Collaborator Contribution Their lab has access to high quality biopsy specimens and expertise in looking at a subset of macrophage markers, in particular Axl. The collaboration has generated a published paper and we have contributed intellectually to a Swiss National Science Foundation grant that was awarded to Dr Bernsmeier to continue the work for 4 years.
Impact Manuscript: Life Sci Alliance. 2019 Dec 10;3(1). pii: e201900465. doi: 10.26508/lsa.201900465. Print 2020 Jan. Expression of AXL receptor tyrosine kinase relates to monocyte dysfunction and severity of cirrhosis. Brenig R1,2, Pop OT2,3, Triantafyllou E3,4, Geng A1, Singanayagam A3,4, Perez-Shibayama C2,5, Besse L6, Cupovic J5, Künzler P2, Boldanova T1, Brand S2, Semela D2, Duong FH1, Weston CJ7, Ludewig B5, Heim MH1, Wendon J3, Antoniades CG3,4, Bernsmeier C8,2. Funding to Dr Bernsmeier from Swiss National Science Foundation - no link to award currently available
Start Year 2018
Description Modulation of immune cell function - Imperial College London 
Organisation Imperial College London
Country United Kingdom 
Sector Academic/University 
PI Contribution We have established a collaboration with a liver research group from Imperial College with whom we have carried out other projects outside of this current funding stream.

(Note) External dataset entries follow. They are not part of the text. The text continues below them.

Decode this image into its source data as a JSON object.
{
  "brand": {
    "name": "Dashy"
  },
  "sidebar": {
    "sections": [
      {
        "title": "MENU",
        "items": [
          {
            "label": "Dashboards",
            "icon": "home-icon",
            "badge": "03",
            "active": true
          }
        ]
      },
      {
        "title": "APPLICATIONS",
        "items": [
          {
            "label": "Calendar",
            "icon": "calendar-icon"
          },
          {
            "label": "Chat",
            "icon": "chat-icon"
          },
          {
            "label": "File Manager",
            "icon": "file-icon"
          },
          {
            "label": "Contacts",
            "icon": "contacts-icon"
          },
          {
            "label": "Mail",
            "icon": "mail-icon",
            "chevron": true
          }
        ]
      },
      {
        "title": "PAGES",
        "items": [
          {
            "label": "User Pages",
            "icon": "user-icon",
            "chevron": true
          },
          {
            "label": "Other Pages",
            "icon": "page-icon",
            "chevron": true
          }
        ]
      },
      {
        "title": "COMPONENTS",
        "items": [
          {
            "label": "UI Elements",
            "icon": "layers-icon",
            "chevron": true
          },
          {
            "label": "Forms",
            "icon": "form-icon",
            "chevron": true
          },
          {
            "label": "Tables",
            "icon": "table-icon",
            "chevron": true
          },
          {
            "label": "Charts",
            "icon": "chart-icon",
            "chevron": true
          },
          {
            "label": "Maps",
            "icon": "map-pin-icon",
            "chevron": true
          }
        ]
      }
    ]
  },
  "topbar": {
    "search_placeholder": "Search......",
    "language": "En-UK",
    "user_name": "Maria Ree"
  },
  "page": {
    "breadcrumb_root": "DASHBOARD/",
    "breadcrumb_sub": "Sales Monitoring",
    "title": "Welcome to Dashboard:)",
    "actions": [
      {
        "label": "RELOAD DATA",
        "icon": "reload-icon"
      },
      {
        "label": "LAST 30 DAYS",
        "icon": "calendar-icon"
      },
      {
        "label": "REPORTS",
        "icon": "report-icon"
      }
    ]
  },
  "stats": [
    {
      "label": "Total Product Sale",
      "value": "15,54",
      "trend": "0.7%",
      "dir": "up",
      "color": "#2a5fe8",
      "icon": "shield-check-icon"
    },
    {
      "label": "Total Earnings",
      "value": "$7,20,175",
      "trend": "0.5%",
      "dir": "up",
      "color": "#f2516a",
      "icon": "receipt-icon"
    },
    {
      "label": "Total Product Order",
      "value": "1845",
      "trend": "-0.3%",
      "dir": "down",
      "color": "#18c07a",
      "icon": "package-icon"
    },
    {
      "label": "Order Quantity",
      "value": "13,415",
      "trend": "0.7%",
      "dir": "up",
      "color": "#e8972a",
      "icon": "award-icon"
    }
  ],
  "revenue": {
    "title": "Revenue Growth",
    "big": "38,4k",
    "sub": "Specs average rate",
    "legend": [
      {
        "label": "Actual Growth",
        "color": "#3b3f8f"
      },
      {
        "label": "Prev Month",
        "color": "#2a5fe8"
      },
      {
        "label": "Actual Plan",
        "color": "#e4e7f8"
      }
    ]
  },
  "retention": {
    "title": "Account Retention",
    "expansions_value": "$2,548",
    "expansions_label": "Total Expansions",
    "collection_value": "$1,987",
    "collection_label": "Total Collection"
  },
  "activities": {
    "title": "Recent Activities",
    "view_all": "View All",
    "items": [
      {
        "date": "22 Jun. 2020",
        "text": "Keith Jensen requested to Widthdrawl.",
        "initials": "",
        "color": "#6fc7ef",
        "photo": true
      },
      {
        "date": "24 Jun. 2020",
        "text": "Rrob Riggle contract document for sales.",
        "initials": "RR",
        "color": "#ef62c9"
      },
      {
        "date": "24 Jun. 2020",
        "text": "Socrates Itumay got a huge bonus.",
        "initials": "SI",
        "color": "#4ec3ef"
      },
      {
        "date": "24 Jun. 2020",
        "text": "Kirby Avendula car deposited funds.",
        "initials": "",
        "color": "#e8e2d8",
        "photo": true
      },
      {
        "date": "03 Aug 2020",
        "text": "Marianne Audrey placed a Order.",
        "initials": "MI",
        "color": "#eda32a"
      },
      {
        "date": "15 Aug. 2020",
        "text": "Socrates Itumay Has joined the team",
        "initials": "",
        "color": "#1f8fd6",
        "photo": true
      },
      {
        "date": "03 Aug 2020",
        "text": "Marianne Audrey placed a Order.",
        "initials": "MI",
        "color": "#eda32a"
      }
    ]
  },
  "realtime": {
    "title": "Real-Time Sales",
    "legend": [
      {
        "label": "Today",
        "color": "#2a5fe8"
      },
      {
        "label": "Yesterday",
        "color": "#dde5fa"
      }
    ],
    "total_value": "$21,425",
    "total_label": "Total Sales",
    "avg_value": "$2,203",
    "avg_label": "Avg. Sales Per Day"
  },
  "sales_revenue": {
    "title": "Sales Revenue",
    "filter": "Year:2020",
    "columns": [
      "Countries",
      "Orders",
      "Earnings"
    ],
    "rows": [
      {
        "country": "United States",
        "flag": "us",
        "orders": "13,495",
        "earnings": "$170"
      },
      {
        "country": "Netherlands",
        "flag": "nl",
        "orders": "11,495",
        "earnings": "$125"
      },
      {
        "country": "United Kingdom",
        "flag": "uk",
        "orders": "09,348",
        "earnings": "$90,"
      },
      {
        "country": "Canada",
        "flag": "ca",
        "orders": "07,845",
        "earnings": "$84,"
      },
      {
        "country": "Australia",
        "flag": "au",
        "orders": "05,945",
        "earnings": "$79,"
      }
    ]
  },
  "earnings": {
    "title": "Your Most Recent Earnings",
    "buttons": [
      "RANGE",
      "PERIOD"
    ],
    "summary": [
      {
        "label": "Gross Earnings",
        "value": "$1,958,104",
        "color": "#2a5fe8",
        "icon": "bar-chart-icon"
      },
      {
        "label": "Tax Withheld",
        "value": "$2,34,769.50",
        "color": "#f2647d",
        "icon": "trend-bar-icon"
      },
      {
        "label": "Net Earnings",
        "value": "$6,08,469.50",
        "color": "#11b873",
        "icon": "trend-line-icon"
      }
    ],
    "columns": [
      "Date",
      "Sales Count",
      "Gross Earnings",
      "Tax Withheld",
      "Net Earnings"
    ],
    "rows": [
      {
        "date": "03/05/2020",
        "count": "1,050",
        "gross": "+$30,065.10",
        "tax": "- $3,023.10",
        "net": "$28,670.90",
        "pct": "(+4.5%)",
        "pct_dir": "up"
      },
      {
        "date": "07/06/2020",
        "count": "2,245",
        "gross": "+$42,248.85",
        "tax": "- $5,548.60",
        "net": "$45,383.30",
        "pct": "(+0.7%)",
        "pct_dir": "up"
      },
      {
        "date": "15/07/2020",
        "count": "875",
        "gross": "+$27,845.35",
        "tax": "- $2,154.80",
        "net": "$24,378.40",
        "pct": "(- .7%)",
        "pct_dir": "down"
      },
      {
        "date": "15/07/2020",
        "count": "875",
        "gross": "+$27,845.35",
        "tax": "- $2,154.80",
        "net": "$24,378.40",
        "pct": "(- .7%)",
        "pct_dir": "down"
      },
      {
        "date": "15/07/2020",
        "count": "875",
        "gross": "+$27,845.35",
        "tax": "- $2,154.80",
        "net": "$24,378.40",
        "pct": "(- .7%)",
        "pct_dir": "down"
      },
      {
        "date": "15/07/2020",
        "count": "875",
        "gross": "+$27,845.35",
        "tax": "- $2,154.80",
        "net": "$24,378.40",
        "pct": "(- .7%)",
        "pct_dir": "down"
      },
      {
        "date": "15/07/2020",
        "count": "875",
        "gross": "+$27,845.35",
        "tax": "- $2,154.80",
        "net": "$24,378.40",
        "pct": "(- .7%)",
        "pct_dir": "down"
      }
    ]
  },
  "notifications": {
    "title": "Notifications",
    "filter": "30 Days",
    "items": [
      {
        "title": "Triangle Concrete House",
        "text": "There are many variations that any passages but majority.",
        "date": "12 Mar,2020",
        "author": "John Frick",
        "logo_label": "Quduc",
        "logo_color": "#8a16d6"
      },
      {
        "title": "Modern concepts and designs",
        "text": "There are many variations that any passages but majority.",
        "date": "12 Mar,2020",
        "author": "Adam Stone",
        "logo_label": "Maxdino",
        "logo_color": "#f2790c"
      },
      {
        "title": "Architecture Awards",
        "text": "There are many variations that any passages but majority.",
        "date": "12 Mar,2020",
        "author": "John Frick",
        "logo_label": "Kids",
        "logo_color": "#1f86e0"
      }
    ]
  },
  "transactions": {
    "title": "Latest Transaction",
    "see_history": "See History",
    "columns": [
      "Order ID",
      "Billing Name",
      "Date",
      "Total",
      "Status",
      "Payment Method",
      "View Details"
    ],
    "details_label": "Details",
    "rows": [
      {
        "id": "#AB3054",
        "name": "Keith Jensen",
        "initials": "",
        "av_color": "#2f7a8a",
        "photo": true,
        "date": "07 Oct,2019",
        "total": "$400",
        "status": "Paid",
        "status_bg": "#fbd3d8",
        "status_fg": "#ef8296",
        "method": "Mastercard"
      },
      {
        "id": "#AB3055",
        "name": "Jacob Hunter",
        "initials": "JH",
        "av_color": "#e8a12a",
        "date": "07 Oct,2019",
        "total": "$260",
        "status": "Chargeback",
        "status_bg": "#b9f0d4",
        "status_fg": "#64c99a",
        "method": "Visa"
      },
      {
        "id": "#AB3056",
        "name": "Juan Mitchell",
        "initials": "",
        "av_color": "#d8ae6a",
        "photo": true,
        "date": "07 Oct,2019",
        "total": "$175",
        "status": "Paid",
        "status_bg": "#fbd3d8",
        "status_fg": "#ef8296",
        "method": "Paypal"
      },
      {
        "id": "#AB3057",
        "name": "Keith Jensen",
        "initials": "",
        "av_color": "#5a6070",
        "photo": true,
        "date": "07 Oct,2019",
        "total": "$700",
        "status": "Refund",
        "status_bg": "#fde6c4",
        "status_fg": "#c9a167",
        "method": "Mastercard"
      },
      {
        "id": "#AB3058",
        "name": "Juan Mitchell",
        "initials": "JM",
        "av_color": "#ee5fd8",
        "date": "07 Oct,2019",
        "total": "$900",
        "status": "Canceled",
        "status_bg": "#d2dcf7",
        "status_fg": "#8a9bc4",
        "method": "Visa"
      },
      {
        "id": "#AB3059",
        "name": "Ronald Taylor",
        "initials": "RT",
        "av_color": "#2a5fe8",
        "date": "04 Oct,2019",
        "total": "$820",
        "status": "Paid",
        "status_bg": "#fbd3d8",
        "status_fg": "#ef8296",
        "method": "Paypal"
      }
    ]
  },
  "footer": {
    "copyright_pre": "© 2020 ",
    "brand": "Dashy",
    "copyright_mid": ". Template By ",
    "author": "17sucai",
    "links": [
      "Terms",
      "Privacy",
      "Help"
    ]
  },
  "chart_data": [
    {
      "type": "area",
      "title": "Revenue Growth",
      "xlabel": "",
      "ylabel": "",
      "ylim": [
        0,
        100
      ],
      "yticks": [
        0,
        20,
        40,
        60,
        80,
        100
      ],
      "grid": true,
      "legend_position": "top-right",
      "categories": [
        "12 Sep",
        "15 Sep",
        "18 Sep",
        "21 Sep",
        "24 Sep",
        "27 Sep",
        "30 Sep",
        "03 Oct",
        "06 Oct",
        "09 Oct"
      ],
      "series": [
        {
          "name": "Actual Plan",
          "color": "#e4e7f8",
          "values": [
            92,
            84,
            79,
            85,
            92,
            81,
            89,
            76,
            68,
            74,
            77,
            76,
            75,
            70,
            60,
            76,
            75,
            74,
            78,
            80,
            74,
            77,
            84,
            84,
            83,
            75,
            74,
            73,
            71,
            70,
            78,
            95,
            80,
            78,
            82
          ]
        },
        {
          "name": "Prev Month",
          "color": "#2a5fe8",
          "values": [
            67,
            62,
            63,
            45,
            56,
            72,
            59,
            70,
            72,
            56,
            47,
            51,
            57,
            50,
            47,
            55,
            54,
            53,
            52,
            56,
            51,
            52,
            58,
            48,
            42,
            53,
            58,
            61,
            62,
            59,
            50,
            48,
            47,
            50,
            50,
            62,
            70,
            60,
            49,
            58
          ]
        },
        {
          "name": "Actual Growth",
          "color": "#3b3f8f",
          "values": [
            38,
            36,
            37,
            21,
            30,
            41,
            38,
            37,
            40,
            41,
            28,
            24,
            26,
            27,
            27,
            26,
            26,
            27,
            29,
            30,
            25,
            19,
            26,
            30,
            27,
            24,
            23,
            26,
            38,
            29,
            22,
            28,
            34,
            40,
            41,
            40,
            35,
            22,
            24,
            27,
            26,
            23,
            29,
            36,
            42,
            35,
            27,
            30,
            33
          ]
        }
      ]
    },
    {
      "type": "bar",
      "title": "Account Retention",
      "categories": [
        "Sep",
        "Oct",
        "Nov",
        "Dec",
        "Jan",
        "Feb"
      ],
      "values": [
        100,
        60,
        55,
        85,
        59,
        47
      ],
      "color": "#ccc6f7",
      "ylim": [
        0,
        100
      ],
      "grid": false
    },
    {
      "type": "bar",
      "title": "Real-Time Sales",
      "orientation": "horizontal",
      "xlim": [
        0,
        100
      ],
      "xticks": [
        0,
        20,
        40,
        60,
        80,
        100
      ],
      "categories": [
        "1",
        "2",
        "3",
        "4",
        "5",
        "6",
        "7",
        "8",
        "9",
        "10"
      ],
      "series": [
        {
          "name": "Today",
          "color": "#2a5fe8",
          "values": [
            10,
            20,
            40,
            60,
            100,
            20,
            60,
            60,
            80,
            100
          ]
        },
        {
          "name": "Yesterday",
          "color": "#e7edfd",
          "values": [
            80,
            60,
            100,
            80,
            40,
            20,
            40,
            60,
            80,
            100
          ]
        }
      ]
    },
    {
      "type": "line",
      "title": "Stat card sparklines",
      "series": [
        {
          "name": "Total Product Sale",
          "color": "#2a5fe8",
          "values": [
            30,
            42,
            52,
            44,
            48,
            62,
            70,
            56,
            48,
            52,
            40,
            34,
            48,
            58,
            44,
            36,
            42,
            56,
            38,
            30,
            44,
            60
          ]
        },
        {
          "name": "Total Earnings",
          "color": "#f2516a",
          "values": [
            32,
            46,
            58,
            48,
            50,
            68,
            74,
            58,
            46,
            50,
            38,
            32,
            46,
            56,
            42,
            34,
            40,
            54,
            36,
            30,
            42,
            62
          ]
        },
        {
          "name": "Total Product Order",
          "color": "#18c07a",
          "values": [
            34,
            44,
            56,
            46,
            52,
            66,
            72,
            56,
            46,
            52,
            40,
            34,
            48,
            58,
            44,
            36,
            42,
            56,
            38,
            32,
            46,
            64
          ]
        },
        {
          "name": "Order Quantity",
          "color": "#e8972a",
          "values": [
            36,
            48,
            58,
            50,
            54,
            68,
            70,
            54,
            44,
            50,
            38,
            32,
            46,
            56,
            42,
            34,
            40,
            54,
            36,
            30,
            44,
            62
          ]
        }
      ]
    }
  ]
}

This particular aspect of the project is focused on understanding the consequences of exposing immune cells to amine oxidases and measuring the impact on the presence of co-stimulatory/checkpoint/exhaustion/maturation markers as a means to better understand the influence of these enzyme on inflammatory cell biology.
Collaborator Contribution The collaborators have provided access to liver samples and expertise in flow cytometry analysis following exposure of immune cells to purified amine oxidase protein.
Impact None to date - data generated but not yet able to interpret consequences.
Start Year 2019
Description Single cell RNASeq of cirrhotic liver 
Organisation University of Edinburgh
Department MRC Centre for Inflammation Research
Country United Kingdom 
Sector Academic/University 
PI Contribution We have contributed to a study of cell populations that have been identified in diseased human livers by RNAseq technology. We have provided the primary human liver tissue and know how to isolate cell populations and carry out functional assays that complement the work.
Collaborator Contribution The researchers at University of Edinburgh initiated the study and then contacted us following the requirement for revisions to their manuscript. Their main focus was on the RNAseq angle of the paper whereas we have been able to carry out the majority of the functional assays
Impact Manuscript nearing completion for resubmission. However we expect the collaboration to continue beyond the duration of this award as the work has identified some novel pathways that we wish to investigate.
Start Year 2018
Description Patient engagement NETs VAP-1 
Form Of Engagement Activity Participation in an open day or visit at my research institution
Part Of Official Scheme? No
Geographic Reach Regional
Primary Audience Patients, carers and/or patient groups
Results and Impact Research awareness days for patients with neuroendocrine tumours - describing our work on amine oxidases and how knowledge of the basic mechanisms of these enzymes could be applied to abberant tissue repair and support of tumour environments such as that observed in their rare disease.
Year(s) Of Engagement Activity 2019,2020